Prompt »
Each line of the material below needs to be returned exactly as written.

━━━ Records provided

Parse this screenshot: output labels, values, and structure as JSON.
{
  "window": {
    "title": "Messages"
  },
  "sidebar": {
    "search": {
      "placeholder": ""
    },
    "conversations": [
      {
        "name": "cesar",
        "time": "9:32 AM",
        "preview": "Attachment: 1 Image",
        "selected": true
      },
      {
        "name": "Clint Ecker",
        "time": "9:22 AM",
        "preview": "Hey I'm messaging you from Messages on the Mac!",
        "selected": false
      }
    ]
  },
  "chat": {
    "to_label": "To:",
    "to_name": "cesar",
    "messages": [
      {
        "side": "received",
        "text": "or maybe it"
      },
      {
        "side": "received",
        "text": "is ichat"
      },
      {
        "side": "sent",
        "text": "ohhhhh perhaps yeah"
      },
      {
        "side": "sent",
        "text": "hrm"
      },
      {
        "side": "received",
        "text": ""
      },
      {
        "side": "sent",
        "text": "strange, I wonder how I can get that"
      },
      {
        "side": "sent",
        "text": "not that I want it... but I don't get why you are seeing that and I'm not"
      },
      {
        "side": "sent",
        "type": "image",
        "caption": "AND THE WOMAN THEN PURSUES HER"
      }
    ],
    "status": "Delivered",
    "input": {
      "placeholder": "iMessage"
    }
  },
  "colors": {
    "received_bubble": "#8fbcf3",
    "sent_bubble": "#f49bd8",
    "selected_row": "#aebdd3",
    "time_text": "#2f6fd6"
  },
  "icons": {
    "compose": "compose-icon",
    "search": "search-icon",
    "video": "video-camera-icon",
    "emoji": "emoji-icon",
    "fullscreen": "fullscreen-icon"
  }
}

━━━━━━

Answer space »
Parse this screenshot: output labels, values, and structure as JSON.
{
  "window": {
    "title": "Messages"
  },
  "sidebar": {
    "search": {
      "placeholder": ""
    },
    "conversations": [
      {
        "name": "cesar",
        "time": "9:32 AM",
        "preview": "Attachment: 1 Image",
        "selected": true
      },
      {
        "name": "Clint Ecker",
        "time": "9:22 AM",
        "preview": "Hey I'm messaging you from Messages on the Mac!",
        "selected": false
      }
    ]
  },
  "chat": {
    "to_label": "To:",
    "to_name": "cesar",
    "messages": [
      {
        "side": "received",
        "text": "or maybe it"
      },
      {
        "side": "received",
        "text": "is ichat"
      },
      {
        "side": "sent",
        "text": "ohhhhh perhaps yeah"
      },
      {
        "side": "sent",
        "text": "hrm"
      },
      {
        "side": "received",
        "text": ""
      },
      {
        "side": "sent",
        "text": "strange, I wonder how I can get that"
      },
      {
        "side": "sent",
        "text": "not that I want it... but I don't get why you are seeing that and I'm not"
      },
      {
        "side": "sent",
        "type": "image",
        "caption": "AND THE WOMAN THEN PURSUES HER"
      }
    ],
    "status": "Delivered",
    "input": {
      "placeholder": "iMessage"
    }
  },
  "colors": {
    "received_bubble": "#8fbcf3",
    "sent_bubble": "#f49bd8",
    "selected_row": "#aebdd3",
    "time_text": "#2f6fd6"
  },
  "icons": {
    "compose": "compose-icon",
    "search": "search-icon",
    "video": "video-camera-icon",
    "emoji": "emoji-icon",
    "fullscreen": "fullscreen-icon"
  }
}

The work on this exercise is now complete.